> What you should do
From the records below, copy every line that contains the word "陸上競技場".

> Information supplied
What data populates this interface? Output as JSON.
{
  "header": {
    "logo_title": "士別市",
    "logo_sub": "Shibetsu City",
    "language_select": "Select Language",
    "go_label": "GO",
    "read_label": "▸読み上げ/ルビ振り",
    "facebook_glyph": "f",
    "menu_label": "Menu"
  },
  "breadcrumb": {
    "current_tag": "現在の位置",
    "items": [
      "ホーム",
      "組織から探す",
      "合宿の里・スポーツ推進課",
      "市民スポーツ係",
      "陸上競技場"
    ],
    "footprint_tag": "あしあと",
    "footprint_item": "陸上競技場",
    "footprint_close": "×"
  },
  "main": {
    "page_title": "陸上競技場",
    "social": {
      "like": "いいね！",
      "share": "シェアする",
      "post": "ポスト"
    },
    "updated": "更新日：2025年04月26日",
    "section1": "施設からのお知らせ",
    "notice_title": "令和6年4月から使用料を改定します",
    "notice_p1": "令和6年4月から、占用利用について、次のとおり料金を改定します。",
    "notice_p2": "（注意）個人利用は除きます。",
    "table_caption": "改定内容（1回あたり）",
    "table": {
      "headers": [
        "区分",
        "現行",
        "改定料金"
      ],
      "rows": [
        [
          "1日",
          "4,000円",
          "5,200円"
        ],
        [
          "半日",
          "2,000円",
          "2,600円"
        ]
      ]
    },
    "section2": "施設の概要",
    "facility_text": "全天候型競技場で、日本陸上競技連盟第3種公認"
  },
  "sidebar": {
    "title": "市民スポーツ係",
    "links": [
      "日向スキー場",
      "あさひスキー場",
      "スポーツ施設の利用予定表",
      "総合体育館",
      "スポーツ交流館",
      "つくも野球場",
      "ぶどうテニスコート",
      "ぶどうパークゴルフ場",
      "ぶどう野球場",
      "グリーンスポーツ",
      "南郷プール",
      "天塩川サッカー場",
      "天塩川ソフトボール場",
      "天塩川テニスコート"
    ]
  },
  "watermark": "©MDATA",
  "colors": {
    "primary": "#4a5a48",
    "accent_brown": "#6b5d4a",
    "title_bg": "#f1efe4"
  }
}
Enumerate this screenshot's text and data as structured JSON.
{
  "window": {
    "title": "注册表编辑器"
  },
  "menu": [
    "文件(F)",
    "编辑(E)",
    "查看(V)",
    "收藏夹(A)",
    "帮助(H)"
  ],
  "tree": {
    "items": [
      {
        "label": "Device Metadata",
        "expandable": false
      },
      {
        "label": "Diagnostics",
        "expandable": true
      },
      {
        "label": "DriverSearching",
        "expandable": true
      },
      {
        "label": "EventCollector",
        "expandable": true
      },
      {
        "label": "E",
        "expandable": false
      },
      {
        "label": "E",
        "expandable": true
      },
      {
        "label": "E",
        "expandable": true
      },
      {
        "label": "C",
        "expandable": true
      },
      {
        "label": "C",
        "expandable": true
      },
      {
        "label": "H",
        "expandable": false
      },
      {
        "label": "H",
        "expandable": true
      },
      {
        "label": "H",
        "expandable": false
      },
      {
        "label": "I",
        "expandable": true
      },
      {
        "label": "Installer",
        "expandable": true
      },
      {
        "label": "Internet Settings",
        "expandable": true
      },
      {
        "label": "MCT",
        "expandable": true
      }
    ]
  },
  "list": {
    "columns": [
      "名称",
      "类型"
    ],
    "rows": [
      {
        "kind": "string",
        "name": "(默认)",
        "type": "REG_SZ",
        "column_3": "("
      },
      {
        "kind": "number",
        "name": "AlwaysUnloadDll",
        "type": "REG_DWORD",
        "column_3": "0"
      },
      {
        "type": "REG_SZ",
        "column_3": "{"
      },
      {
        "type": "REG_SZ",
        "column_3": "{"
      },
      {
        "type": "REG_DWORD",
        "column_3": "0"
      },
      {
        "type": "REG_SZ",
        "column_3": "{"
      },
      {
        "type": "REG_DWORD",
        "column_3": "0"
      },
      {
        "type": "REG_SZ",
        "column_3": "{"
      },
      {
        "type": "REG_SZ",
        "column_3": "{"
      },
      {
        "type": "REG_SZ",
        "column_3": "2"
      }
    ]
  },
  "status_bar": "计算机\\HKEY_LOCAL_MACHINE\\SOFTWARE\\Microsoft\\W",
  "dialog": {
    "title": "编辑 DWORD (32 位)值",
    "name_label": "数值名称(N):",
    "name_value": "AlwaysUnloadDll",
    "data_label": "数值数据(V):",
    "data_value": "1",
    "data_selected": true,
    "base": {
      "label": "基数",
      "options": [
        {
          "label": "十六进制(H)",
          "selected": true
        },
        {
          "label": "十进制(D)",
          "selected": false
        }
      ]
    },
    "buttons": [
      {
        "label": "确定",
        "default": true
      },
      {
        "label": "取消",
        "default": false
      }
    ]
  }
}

> Exercise output
      "陸上競技場"
    "footprint_item": "陸上競技場",
    "page_title": "陸上競技場",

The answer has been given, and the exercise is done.